    Gently lower the cracked hard cooked eggs in a single layer into the heated marinade and add enough water to barely cover the eggs and simmer gently for 10-15 minutes. Remove from heat and let cool in liquid (about 1 hour).
  4. Marinade the eggs
    Store the eggs and marinade in a covered container in the refrigerator, discarding cinnamon and other seasonings. Let marinate in refrigerator at least overnight. For darker marbling and more pronounced flavor allow up to 2 days.  Peel the eggs and serve. Yield: 6-12.
    Note: reserve the marinade; it can be re-used.

Beware of the Easter Bunny: Carrots for Breakfast!!

I’ve always been partial to carrots.  They are a happy vegetable, they like getting along with others.

Carrots’ inherent sweetness means we can cut down on sugar if using them in a sweet setting. Since they have plenty of fiber and bulk, they can assist in thickening, as with many soups. They are an ideal addition in curries and dishes with complex sweet/savory components.

Carrot cake is a favorite of many, but it’s notoriously high fat content can be a major deterrent. We know carrots are rich in fiber, beta carotene, Vitamins A, K and C, as well as potassium, iron and other minerals. So why ruin a good thing?

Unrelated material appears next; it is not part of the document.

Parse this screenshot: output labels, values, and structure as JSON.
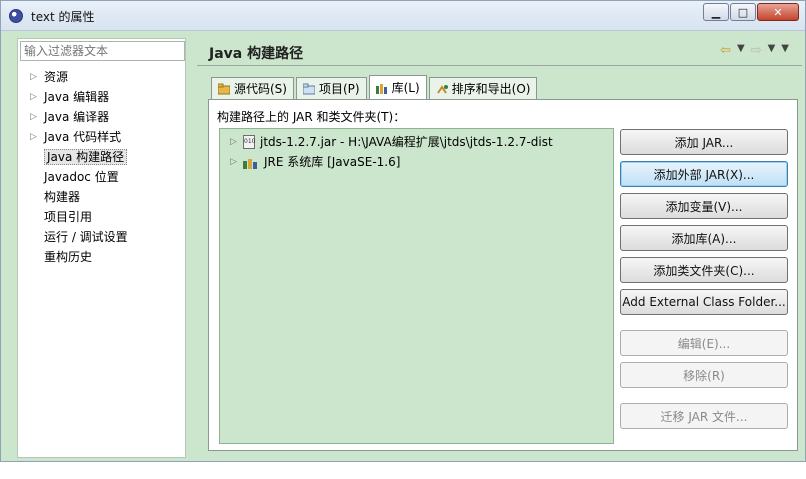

Carrot Chai Muffins
Carrot Chai Muffins

Here’s a solution with built-in advantages.  To emphasize their healthy attributes, our miniature carrot cakes cut back considerably on the oil factor when we substitute yogurt instead. Friendly chai spices of cardamom, ginger, and cinnamon jump in and extend an undercurrent of warm richness.

Although these muffins require nothing more, in the spirit of carrot cake, we have replaced the traditional cream cheese-butter based frosting with a lighter version.  Instead, Neufchatel cheese stands in—the tasty low-fat cream cheese alternative—whipped until light with zingy marmalade, since orange is another natural carrot companion.

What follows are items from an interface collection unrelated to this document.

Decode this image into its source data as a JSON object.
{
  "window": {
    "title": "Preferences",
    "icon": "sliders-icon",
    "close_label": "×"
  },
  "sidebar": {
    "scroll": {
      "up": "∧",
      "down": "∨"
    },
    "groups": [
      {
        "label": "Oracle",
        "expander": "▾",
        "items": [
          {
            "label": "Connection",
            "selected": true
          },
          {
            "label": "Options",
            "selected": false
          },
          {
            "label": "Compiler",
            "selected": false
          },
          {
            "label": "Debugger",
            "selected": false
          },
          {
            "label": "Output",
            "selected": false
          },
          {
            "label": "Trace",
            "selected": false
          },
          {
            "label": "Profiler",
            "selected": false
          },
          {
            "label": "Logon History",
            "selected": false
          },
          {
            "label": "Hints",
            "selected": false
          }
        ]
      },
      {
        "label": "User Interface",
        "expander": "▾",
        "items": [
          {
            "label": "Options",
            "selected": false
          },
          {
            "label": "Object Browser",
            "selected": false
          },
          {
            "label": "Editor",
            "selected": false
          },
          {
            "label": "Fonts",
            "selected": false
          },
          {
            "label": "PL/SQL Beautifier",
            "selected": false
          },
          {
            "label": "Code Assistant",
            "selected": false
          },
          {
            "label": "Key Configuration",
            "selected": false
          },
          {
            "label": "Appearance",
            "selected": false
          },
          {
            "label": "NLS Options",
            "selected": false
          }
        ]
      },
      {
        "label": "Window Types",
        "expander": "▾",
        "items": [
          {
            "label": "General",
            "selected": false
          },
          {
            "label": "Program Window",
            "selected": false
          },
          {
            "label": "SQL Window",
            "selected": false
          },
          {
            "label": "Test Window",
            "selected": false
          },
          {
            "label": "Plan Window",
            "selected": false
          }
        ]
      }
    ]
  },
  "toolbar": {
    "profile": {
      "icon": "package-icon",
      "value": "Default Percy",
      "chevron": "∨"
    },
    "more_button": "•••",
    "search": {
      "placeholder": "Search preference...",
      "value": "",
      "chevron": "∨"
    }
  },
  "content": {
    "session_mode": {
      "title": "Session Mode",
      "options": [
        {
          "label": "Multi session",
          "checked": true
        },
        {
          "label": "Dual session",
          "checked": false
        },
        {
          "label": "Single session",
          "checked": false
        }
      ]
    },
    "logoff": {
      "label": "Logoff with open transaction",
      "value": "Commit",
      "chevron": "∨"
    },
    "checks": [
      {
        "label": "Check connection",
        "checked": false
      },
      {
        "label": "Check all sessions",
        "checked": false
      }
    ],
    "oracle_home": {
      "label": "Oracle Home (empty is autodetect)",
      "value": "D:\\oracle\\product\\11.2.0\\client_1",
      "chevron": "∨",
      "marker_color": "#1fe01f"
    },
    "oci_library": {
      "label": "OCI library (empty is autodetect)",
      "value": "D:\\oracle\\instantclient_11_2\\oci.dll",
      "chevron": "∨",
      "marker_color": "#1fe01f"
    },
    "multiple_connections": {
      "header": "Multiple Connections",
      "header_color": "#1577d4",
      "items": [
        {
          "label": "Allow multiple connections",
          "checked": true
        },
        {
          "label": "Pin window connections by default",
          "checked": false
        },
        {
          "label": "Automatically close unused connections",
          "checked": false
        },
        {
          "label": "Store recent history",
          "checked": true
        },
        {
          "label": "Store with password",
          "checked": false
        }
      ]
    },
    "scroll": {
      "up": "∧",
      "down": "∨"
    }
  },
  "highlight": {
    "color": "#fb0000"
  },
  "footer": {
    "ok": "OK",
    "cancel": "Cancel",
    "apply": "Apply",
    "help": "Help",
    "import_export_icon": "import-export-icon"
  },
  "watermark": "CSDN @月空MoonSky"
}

Enjoy these sweet cakes anytime of the day:  warm from the oven, slathered with Marmalade Cream, or cooled and finished with a decorative swirl on top. Good luck keeping these from the Easter bunny!

Carrot Chai Muffins

2 cups all-purpose flour
1/4 cup sugar
1/3 cup brown sugar
1-½ teaspoon chai spice, or ½ teaspoon each cardamom, cinnamon, and ginger
1 teaspoon baking powder
1 teaspoon baking soda
1/4 teaspoon salt
1/2 cup golden raisins
1 egg
1/4 cup vegetable oil
1 cup plain yogurt, regular or low-fat
1 teaspoon vanilla extract
1 cup finely shredded carrots
Marmalade Cream
1 cup cream cheese, or low-fat Neuchatel cheese, room temperature
2 tablespoons marmalade


  1. Preheat oven to 375°. Line 12 cup muffin pan with liners.
  2. In a large bowl, thoroughly combine flour through salt and whisk to remove any lumps. Add the raisins and toss to coat with flour.
  3. In a medium bowl, whisk the egg briefly, then incorporate the oil. Whisk in the yogurt and vanilla; when combined, stir in the finely grated carrots.
  4. Make a well in the center of the dry ingredients and gently blend in the egg-carrot mixture. Don’t overmix.
  5. Fill muffin cups about 2/3 full.  Bake 18-20 minutes, until a pick inserted comes out clean. Cool on rack 5-10 minutes and remove from pan.
  6. For the Marmalade Cream: With a fork, beat the cream cheese to lighten.  Stir in the marmalade to taste. Cover and chill until needed. Swirl a dollop on top of cooled muffins or serve it separately.  Yield: 12 muffins